Happiness interview: Harlan Coben.
How did I first make the acquaintance of Harlan Coben? His brother and I went to college together, somehow Harlan and I struck up a conversation by email...it's lost in the sands of time. Harlan is the spectacularly successful author of many #1 bestselling, prize-winning mystery novels and thrillers, one of which was also turned into a movie.
He's a gifted writer and a very thoughtful person, so I was curious to hear what he had to say about happiness.
Gretchen: What’s a simple activity that consistently makes you happier?
Harlan: Writing. I know that sounds a tad hackneyed and sometimes I don’t even like writing, but it makes me happy. Yes, that’s a contradiction, so let me quote either Dorothy Parker or Oscar Madison: “I don’t like writing—I like having written.” In short, the satisfaction of creating, not necessarily the process, always lifts my heart.
What’s something you know now about happiness that you didn’t know when you were 18 years old?
It’s all about balance.
Is there anything you find yourself doing repeatedly that gets in the way of your happiness?
Yes. At the risk of making people click off this website, the Internet is often a waste of time that leaves me feeling drained and unhappy. Again it’s about balance—you’ll see a theme here. Some time online or texting or playing with social media is fine and probably healthy—but not a lot. Think about those times you are forced to unplug. You’re happier, right?
Is there a happiness mantra or motto that you’ve found very helpful? (e.g., I remind myself to “There is only love.”)
I have two mantras.
One I’ve already typed twice before: “It’s all about balance.” Family, writing, health, friends, surfing the web—whatever. They all need to be in balance. If I’m not writing well, I’m not happy. If I’m not spending enough time with my family, I’m not happy. If I’m not connecting to friends or if I don’t work out enough…. You get the point. Everything has to be balanced. Nothing should be an extreme.
My second mantra is more basic: “You bring your own weather to the picnic.” My kids roll their eyes at this one, but there is no question that attitude can go a long way.
If you’re feeling blue, how do you give yourself a happiness boost? Or, like a “comfort food,” do you have a comfort activity? (mine is reading children’s books).
It varies. I’ve never found much comfort, for example, in materialism or shopping. It always feels like a temporary boost, followed by some kind of crash. But I still participate. Mostly I find solace in renewing connections and in writing. Those are real.
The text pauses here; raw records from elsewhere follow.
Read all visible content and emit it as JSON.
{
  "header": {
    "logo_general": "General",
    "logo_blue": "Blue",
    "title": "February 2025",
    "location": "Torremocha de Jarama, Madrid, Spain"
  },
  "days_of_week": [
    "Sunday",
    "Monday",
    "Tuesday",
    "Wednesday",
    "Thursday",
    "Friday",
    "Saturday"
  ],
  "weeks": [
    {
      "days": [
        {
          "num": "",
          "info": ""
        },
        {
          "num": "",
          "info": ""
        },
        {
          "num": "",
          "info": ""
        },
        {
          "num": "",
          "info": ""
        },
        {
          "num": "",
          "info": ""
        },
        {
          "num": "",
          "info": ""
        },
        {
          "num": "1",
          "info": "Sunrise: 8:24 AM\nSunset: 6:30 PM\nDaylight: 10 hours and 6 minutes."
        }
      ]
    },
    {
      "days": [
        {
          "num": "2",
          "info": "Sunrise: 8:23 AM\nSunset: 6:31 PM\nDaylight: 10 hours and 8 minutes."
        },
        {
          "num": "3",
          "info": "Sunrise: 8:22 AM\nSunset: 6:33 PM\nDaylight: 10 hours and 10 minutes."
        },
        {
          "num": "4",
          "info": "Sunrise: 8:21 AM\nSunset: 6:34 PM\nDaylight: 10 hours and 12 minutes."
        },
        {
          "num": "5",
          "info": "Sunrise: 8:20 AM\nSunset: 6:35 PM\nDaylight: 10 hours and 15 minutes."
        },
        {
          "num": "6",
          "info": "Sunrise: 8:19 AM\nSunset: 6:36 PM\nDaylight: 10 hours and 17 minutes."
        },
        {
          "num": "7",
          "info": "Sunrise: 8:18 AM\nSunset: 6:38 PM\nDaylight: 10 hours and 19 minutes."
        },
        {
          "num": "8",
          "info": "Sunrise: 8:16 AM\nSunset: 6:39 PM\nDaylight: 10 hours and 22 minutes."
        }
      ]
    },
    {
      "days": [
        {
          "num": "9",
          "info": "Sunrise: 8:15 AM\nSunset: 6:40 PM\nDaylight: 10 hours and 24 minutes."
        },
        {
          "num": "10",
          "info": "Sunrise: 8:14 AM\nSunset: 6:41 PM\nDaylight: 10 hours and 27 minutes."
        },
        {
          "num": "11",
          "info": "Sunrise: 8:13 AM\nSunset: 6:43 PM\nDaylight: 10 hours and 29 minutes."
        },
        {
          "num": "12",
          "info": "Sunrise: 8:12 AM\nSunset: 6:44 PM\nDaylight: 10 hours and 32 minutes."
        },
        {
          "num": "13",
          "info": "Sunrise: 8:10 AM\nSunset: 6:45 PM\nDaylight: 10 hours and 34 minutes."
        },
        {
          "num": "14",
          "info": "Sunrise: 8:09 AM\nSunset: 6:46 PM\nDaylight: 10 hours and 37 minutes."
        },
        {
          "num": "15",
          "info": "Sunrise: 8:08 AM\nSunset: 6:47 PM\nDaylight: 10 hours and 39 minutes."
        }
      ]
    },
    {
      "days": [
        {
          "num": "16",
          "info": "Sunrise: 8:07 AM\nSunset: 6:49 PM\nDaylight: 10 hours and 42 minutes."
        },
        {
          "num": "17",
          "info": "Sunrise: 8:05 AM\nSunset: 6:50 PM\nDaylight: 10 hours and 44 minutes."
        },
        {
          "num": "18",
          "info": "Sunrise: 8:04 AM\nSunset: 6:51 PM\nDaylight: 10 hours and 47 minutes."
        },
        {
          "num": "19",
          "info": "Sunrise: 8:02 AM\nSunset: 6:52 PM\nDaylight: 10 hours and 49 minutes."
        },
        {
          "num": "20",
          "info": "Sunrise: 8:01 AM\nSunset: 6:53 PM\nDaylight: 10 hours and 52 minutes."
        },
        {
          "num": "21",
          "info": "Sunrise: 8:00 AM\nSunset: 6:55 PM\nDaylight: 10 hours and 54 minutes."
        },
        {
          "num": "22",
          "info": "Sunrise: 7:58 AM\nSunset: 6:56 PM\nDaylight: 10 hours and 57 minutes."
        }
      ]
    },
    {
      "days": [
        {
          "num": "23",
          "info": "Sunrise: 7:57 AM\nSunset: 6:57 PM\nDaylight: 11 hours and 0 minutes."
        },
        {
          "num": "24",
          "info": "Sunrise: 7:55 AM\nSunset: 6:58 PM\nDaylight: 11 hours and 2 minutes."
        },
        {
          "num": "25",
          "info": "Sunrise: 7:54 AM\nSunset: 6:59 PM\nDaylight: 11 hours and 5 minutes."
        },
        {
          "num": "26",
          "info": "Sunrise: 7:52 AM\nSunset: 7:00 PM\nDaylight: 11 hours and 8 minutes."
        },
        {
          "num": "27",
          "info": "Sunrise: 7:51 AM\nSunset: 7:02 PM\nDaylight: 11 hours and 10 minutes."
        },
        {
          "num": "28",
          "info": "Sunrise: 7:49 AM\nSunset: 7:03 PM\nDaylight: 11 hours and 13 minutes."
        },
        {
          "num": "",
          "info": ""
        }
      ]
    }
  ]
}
I try to stress to my children that buying something never leads to true happiness.
Is there anything that you see people around you doing or saying that adds a lot to their happiness, or detracts a lot from their happiness?
Envy, of course. I see a lot of it in my profession. One of my favorite mantras is: “No one has to fail so I can succeed.” Enjoy your friends’ successes—and your own.
Have you always felt about the same level of happiness, or have you been through a period when you felt exceptionally happy or unhappy—if so, why? If you were unhappy, how did you become happier?
That’s a good question. I don’t know. I just turned 50. I don’t look back much. I like where I am and so I don’t want to risk going back and changing things and then, well, where would I be? Even the mistakes led me here. I’m always, for better or worse, looking forward.
Do you work on being happier? If so, how?
I think consciously or subconsciously we are always fine-turning our happiness quotient. In my case, as I’ve already said, it’s about balance and connecting. Happiness is a bit like owning a car. Most times it just needs gas and maybe an oil change, but then every, say, six months, when I feel the need for more of an overhaul, I will read a book like, well, The Happiness Project. [Awww, thanks Harlan!] To slip out of this rather lame mixed metaphor, I may already know the information, but a reminder is a good thing.
I also derive a great deal of pleasure out of making other people happy. Yes, I know how self-serving that sounds, but it could, in fact, be pretty damn selfish. I love, for example, when readers tells me that my book made them happy—but is that about them or me or is there a “happiness cusp” between those two? I don’t know, but it might be worth exploring. It certainly sounds win-win.
Have you ever been surprised that something you expected would make you very happy, didn’t—or vice versa?
Not really. In the end, we know what makes us happy. We also know what makes us unhappy. That’s the irony. We know and yet we still mess it up. That’s part of the human condition, no, and why we need to work on it.